Are Concepts Mental Representations or Abstracta?
Version of Record online: 29 MAY 2007
Philosophy and Phenomenological Research
Volume 68, Issue 1, pages 89–108, January 2004
How to Cite
SUTTON, J. (2004), Are Concepts Mental Representations or Abstracta?. Philosophy and Phenomenological Research, 68: 89–108. doi: 10.1111/j.1933-1592.2004.tb00327.x
- Issue online: 29 MAY 2007
- Version of Record online: 29 MAY 2007

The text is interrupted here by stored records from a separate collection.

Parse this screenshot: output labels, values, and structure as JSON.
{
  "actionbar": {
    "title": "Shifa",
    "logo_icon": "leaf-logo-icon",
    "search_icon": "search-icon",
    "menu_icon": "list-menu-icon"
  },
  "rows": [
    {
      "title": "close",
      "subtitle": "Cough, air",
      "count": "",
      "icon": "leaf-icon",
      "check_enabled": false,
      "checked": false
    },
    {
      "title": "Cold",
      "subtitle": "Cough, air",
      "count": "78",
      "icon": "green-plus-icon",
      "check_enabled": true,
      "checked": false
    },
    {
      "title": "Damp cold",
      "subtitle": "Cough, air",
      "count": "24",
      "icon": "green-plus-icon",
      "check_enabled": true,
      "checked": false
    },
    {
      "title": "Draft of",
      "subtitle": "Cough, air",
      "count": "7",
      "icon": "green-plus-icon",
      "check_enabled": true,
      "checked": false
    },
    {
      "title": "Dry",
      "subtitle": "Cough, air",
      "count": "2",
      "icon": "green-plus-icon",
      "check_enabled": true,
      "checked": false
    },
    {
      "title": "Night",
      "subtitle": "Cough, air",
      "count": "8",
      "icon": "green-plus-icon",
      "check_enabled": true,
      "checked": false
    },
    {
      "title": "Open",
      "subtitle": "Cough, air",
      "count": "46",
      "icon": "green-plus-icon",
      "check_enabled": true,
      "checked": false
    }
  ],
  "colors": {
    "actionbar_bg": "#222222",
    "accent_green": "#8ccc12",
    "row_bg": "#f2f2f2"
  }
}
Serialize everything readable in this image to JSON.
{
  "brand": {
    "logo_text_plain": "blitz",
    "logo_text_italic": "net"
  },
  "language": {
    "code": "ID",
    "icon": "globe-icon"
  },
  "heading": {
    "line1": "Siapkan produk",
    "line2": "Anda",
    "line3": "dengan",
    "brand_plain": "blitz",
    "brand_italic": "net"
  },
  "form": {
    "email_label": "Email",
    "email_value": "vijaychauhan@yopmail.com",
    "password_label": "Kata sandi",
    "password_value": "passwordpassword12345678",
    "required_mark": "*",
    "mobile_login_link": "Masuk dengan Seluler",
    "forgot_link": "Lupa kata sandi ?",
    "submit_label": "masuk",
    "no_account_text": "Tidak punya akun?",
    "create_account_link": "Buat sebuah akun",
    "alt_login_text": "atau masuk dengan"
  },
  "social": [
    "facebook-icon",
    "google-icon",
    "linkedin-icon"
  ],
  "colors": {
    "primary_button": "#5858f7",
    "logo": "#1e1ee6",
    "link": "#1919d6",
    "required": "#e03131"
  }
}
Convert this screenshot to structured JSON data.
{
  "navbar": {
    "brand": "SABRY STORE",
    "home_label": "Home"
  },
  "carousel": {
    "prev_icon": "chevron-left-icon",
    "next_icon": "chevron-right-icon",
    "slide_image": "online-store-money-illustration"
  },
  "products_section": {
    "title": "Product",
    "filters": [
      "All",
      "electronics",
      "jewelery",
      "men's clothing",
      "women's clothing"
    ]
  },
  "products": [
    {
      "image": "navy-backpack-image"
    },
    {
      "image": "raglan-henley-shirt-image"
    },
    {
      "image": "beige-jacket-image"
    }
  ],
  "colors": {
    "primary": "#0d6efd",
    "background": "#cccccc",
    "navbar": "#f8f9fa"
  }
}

I argue that thoughts and concepts are mental representations rather than abstracta. I propose that the most important difference between the two views is that the mentalist believes that there are concept and thought tokens as well as types; this reveals that the dispute is not terminological but ontological. I proceed to offer an argument for mental-ism. The key step is to establish that concepts and thoughts have lexical as well as semantic properties. I then show that this entails that concepts and thoughts are susceptible to the type/token distinction. I finish by considering some objections to the argument.